The Operators is a superb book, in many ways. It’s very Rolling Stone in style, which will probably lead some with more-academic interests to dismiss it unfairly. This is an excellent, unvarnished look into the upper echelons of the United States military operations in Afghanistan and, to a lesser extent, Iraq, during the time period Hastings was able to report. Very highly recommended.
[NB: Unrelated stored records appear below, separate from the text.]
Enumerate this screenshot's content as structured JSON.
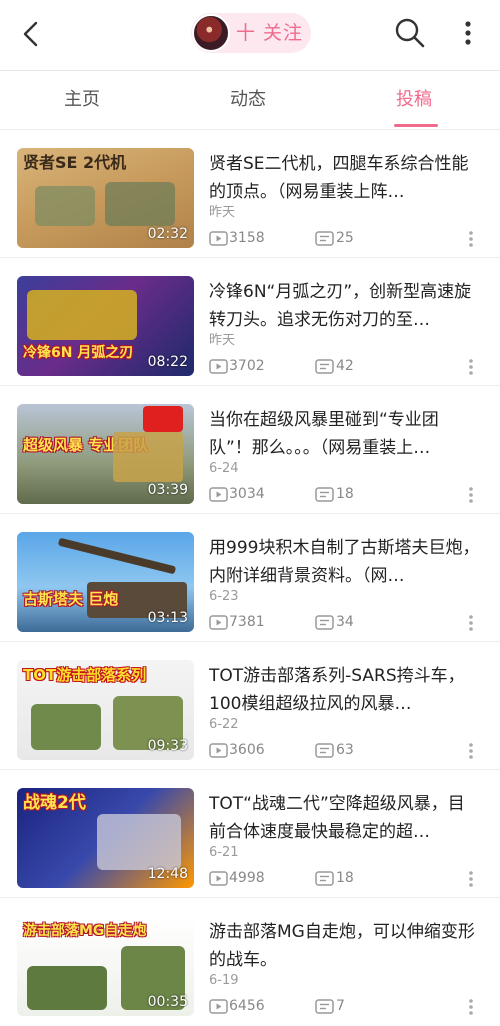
{
  "header": {
    "back_icon": "back-arrow-icon",
    "follow_label": "十 关注",
    "search_icon": "search-icon",
    "more_icon": "more-vertical-icon",
    "accent_color": "#f06b8e"
  },
  "tabs": [
    {
      "label": "主页",
      "active": false
    },
    {
      "label": "动态",
      "active": false
    },
    {
      "label": "投稿",
      "active": true
    }
  ],
  "videos": [
    {
      "thumb_text": "贤者SE 2代机",
      "duration": "02:32",
      "title": "贤者SE二代机，四腿车系综合性能的顶点。（网易重装上阵…",
      "date": "昨天",
      "views": "3158",
      "danmaku": "25"
    },
    {
      "thumb_text": "冷锋6N 月弧之刃",
      "duration": "08:22",
      "title": "冷锋6N“月弧之刃”，创新型高速旋转刀头。追求无伤对刀的至…",
      "date": "昨天",
      "views": "3702",
      "danmaku": "42"
    },
    {
      "thumb_text": "超级风暴 专业团队",
      "duration": "03:39",
      "title": "当你在超级风暴里碰到“专业团队”！那么。。。（网易重装上…",
      "date": "6-24",
      "views": "3034",
      "danmaku": "18"
    },
    {
      "thumb_text": "古斯塔夫 巨炮",
      "duration": "03:13",
      "title": "用999块积木自制了古斯塔夫巨炮，内附详细背景资料。（网…",
      "date": "6-23",
      "views": "7381",
      "danmaku": "34"
    },
    {
      "thumb_text": "TOT游击部落系列",
      "duration": "09:33",
      "title": "TOT游击部落系列-SARS挎斗车，100模组超级拉风的风暴…",
      "date": "6-22",
      "views": "3606",
      "danmaku": "63"
    },
    {
      "thumb_text": "战魂2代",
      "duration": "12:48",
      "title": "TOT“战魂二代”空降超级风暴，目前合体速度最快最稳定的超…",
      "date": "6-21",
      "views": "4998",
      "danmaku": "18"
    },
    {
      "thumb_text": "游击部落MG自走炮",
      "duration": "00:35",
      "title": "游击部落MG自走炮，可以伸缩变形的战车。",
      "date": "6-19",
      "views": "6456",
      "danmaku": "7"
    }
  ]
}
Interestingly, Hastings wrote another short piece on this topic for Rolling Stone’s website, which was actually published at basically the same time as the original article went live. This should give you some indication of the timescales that were at work, and how far ahead the media was freaking out about the story. In the article – “Hastings on McChrystal: To Fire, or Not to Fire?” (Rolling Stone, June 22nd 2010) – the author wrote how, until that week, he thought President “never would” fire the General, because it would then “prove one of the issues raised in our story: That Obama can, in fact, be pushed around by the generals, and that they can more or less get away with whatever they want.” Certainly, the prevailing wisdom was that “McChrystal can’t be fired,” and that “[t]he domestic political dynamics meant the president was stuck with McChrystal, regardless of behavior.” Instead of being fired, it did seem like McChrystal would receive little more than a dressing-down at an upcoming meeting about Afghanistan/Pakistan policy.
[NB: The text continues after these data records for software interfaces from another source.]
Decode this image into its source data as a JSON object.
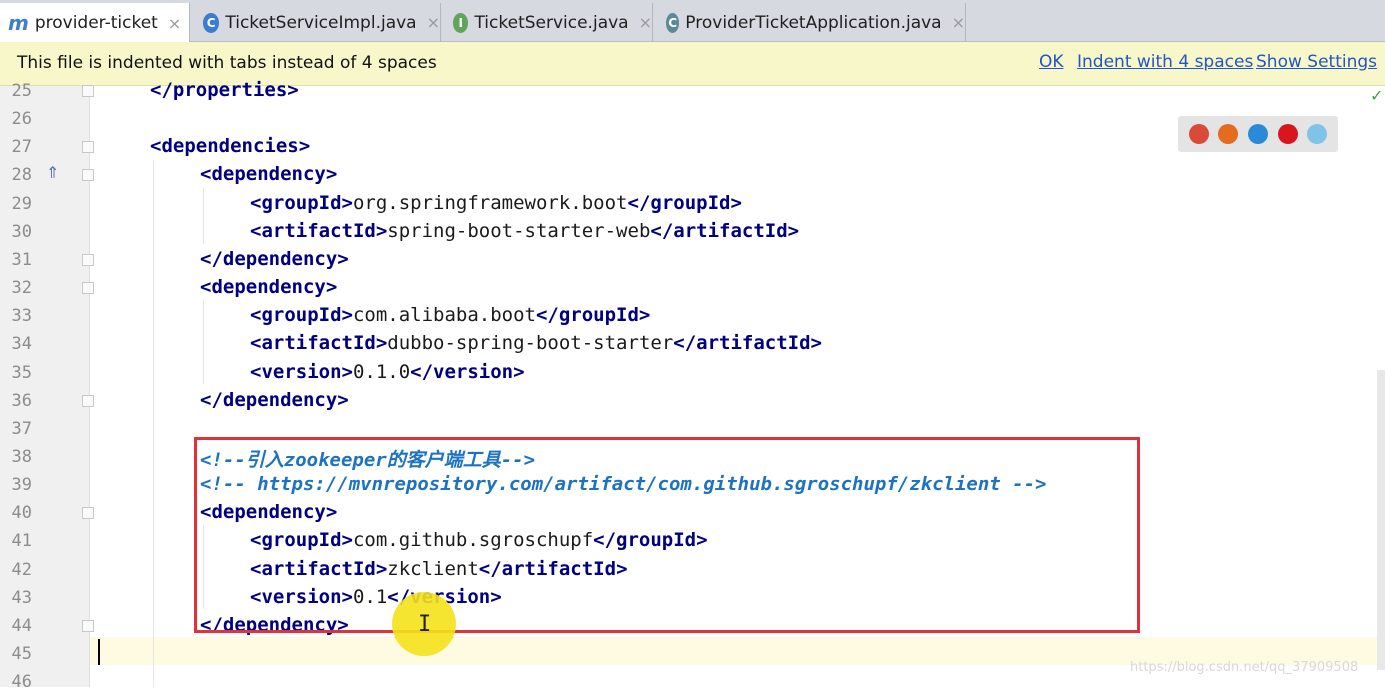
{
  "tabs": [
    {
      "label": "provider-ticket",
      "icon": "maven-icon",
      "active": true
    },
    {
      "label": "TicketServiceImpl.java",
      "icon": "class-icon",
      "active": false
    },
    {
      "label": "TicketService.java",
      "icon": "interface-icon",
      "active": false
    },
    {
      "label": "ProviderTicketApplication.java",
      "icon": "spring-app-icon",
      "active": false
    }
  ],
  "tab_close_glyph": "×",
  "notification": {
    "message": "This file is indented with tabs instead of 4 spaces",
    "ok": "OK",
    "indent": "Indent with 4 spaces",
    "settings": "Show Settings"
  },
  "lines": [
    {
      "n": "25",
      "indent": 1,
      "parts": [
        {
          "t": "</properties>",
          "c": "tag"
        }
      ]
    },
    {
      "n": "26",
      "indent": 0,
      "parts": []
    },
    {
      "n": "27",
      "indent": 1,
      "parts": [
        {
          "t": "<dependencies>",
          "c": "tag"
        }
      ]
    },
    {
      "n": "28",
      "indent": 2,
      "parts": [
        {
          "t": "<dependency>",
          "c": "tag"
        }
      ]
    },
    {
      "n": "29",
      "indent": 3,
      "parts": [
        {
          "t": "<groupId>",
          "c": "tag"
        },
        {
          "t": "org.springframework.boot",
          "c": "txt"
        },
        {
          "t": "</groupId>",
          "c": "tag"
        }
      ]
    },
    {
      "n": "30",
      "indent": 3,
      "parts": [
        {
          "t": "<artifactId>",
          "c": "tag"
        },
        {
          "t": "spring-boot-starter-web",
          "c": "txt"
        },
        {
          "t": "</artifactId>",
          "c": "tag"
        }
      ]
    },
    {
      "n": "31",
      "indent": 2,
      "parts": [
        {
          "t": "</dependency>",
          "c": "tag"
        }
      ]
    },
    {
      "n": "32",
      "indent": 2,
      "parts": [
        {
          "t": "<dependency>",
          "c": "tag"
        }
      ]
    },
    {
      "n": "33",
      "indent": 3,
      "parts": [
        {
          "t": "<groupId>",
          "c": "tag"
        },
        {
          "t": "com.alibaba.boot",
          "c": "txt"
        },
        {
          "t": "</groupId>",
          "c": "tag"
        }
      ]
    },
    {
      "n": "34",
      "indent": 3,
      "parts": [
        {
          "t": "<artifactId>",
          "c": "tag"
        },
        {
          "t": "dubbo-spring-boot-starter",
          "c": "txt"
        },
        {
          "t": "</artifactId>",
          "c": "tag"
        }
      ]
    },
    {
      "n": "35",
      "indent": 3,
      "parts": [
        {
          "t": "<version>",
          "c": "tag"
        },
        {
          "t": "0.1.0",
          "c": "txt"
        },
        {
          "t": "</version>",
          "c": "tag"
        }
      ]
    },
    {
      "n": "36",
      "indent": 2,
      "parts": [
        {
          "t": "</dependency>",
          "c": "tag"
        }
      ]
    },
    {
      "n": "37",
      "indent": 0,
      "parts": []
    },
    {
      "n": "38",
      "indent": 2,
      "parts": [
        {
          "t": "<!--引入zookeeper的客户端工具-->",
          "c": "cmt"
        }
      ]
    },
    {
      "n": "39",
      "indent": 2,
      "parts": [
        {
          "t": "<!-- https://mvnrepository.com/artifact/com.github.sgroschupf/zkclient -->",
          "c": "cmt"
        }
      ]
    },
    {
      "n": "40",
      "indent": 2,
      "parts": [
        {
          "t": "<dependency>",
          "c": "tag"
        }
      ]
    },
    {
      "n": "41",
      "indent": 3,
      "parts": [
        {
          "t": "<groupId>",
          "c": "tag"
        },
        {
          "t": "com.github.sgroschupf",
          "c": "txt"
        },
        {
          "t": "</groupId>",
          "c": "tag"
        }
      ]
    },
    {
      "n": "42",
      "indent": 3,
      "parts": [
        {
          "t": "<artifactId>",
          "c": "tag"
        },
        {
          "t": "zkclient",
          "c": "txt"
        },
        {
          "t": "</artifactId>",
          "c": "tag"
        }
      ]
    },
    {
      "n": "43",
      "indent": 3,
      "parts": [
        {
          "t": "<version>",
          "c": "tag"
        },
        {
          "t": "0.1",
          "c": "txt"
        },
        {
          "t": "</version>",
          "c": "tag"
        }
      ]
    },
    {
      "n": "44",
      "indent": 2,
      "parts": [
        {
          "t": "</dependency>",
          "c": "tag"
        }
      ]
    },
    {
      "n": "45",
      "indent": 0,
      "parts": []
    },
    {
      "n": "46",
      "indent": 0,
      "parts": []
    }
  ],
  "browser_icons": [
    "chrome-icon",
    "firefox-icon",
    "safari-icon",
    "opera-icon",
    "ie-icon"
  ],
  "browser_colors": [
    "#d94a38",
    "#e66a1f",
    "#2a8ad8",
    "#d8161e",
    "#7fc4e8"
  ],
  "check_glyph": "✓",
  "ibeam_glyph": "I",
  "watermark": "https://blog.csdn.net/qq_37909508",
  "colors": {
    "highlight_border": "#e0323a",
    "tag": "#000080",
    "comment": "#1c73c2",
    "link": "#2255c6"
  }
}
“If Obama does fire him, this would be a moment for the president to try to assert control over a policy that has been totally out of his control this past year. But with all the buildup and the hype over the new strategy in Afghanistan — a strategy devised and promoted by McChrystal, in large part — I would be quite astounded if Obama does fire him. It would likely cause all sorts of headaches on the ground, delay the already delayed operation in Kandahar even further, and bring plenty of unwanted attention (from the White House’s perspective) to the president's Afghan policy.”
As it turned out, this prediction was accurate. Interestingly, in yet another follow-up article by Hastings, after “The Runaway General” came out, and was consumed (and analysed, picked over, etc.) more widely, there was an observable “Revolt of the Troops” (Rolling Stone, June 23rd, 2010):
“When a private contractor found out that I was the guy who wrote the McChrystal story, he immediately said, ‘Good.’ Then he directed me to check out a wooden wall covered in graffiti, where the soldiers had apparently vented their frustrations about the new directives, rather graphically. Another soldier told me that the point of view shared by many soldiers was finally being heard — that the rules being handed down from on high aren’t working, and that America is not winning the war.”
Overall, a fascinating moment to study for any student of policy-making, domestic pluralism, foreign policy, and the American way of making war. Hastings had a easy, accessible style, and his provocative articles filled a void left by the mainstream news media’s capture by the administration and Pentagon.